▸ GOAL OF THE EXERCISE: Repeat the records below verbatim, and do not copy their pictures.

▸ EXTRACTED DATA:

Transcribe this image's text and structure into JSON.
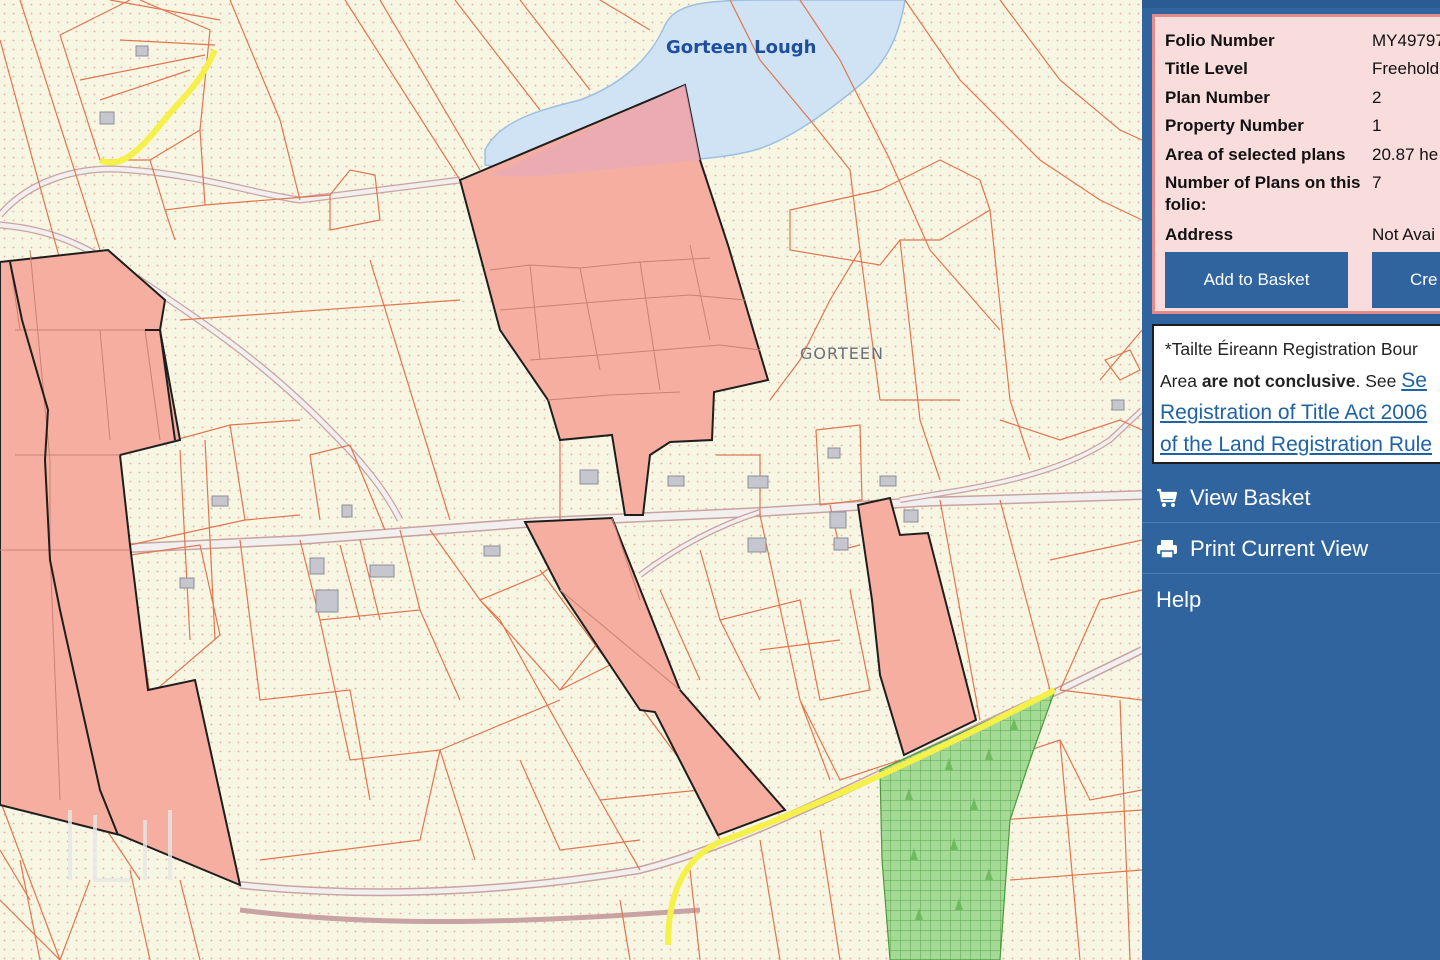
{
  "map": {
    "lake_label": "Gorteen Lough",
    "townland_label": "GORTEEN",
    "colors": {
      "land": "#f6f6e3",
      "parcel_boundary": "#e0764e",
      "selected_plan_fill": "#f5aea0",
      "selected_plan_outline": "#1e1e1e",
      "water": "#cfe3f5",
      "road": "#f2efef",
      "highlighted_road": "#f5f04a",
      "forestry": "#8fcf82"
    }
  },
  "folio_panel": {
    "rows": [
      {
        "label": "Folio Number",
        "value": "MY49797"
      },
      {
        "label": "Title Level",
        "value": "Freehold"
      },
      {
        "label": "Plan Number",
        "value": "2"
      },
      {
        "label": "Property Number",
        "value": "1"
      },
      {
        "label": "Area of selected plans",
        "value": "20.87 he"
      },
      {
        "label": "Number of Plans on this folio:",
        "value": "7"
      },
      {
        "label": "Address",
        "value": "Not Avai"
      }
    ],
    "add_to_basket_label": "Add to Basket",
    "create_label": "Cre"
  },
  "notice": {
    "line1": "*Tailte Éireann Registration Bour",
    "line2_prefix": "Area ",
    "line2_bold": "are not conclusive",
    "line2_suffix": ". See ",
    "link1": "Se",
    "link2": "Registration of Title Act 2006",
    "link3": "of the Land Registration Rule"
  },
  "menu": {
    "view_basket": "View Basket",
    "view_basket_icon": "cart-icon",
    "print_view": "Print Current View",
    "print_view_icon": "printer-icon",
    "help": "Help"
  }
}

▸ RESPONSE FOR THIS EXERCISE:
Transcribe this image's text and structure into JSON.
{
  "map": {
    "lake_label": "Gorteen Lough",
    "townland_label": "GORTEEN",
    "colors": {
      "land": "#f6f6e3",
      "parcel_boundary": "#e0764e",
      "selected_plan_fill": "#f5aea0",
      "selected_plan_outline": "#1e1e1e",
      "water": "#cfe3f5",
      "road": "#f2efef",
      "highlighted_road": "#f5f04a",
      "forestry": "#8fcf82"
    }
  },
  "folio_panel": {
    "rows": [
      {
        "label": "Folio Number",
        "value": "MY49797"
      },
      {
        "label": "Title Level",
        "value": "Freehold"
      },
      {
        "label": "Plan Number",
        "value": "2"
      },
      {
        "label": "Property Number",
        "value": "1"
      },
      {
        "label": "Area of selected plans",
        "value": "20.87 he"
      },
      {
        "label": "Number of Plans on this folio:",
        "value": "7"
      },
      {
        "label": "Address",
        "value": "Not Avai"
      }
    ],
    "add_to_basket_label": "Add to Basket",
    "create_label": "Cre"
  },
  "notice": {
    "line1": "*Tailte Éireann Registration Bour",
    "line2_prefix": "Area ",
    "line2_bold": "are not conclusive",
    "line2_suffix": ". See ",
    "link1": "Se",
    "link2": "Registration of Title Act 2006",
    "link3": "of the Land Registration Rule"
  },
  "menu": {
    "view_basket": "View Basket",
    "view_basket_icon": "cart-icon",
    "print_view": "Print Current View",
    "print_view_icon": "printer-icon",
    "help": "Help"
  }
}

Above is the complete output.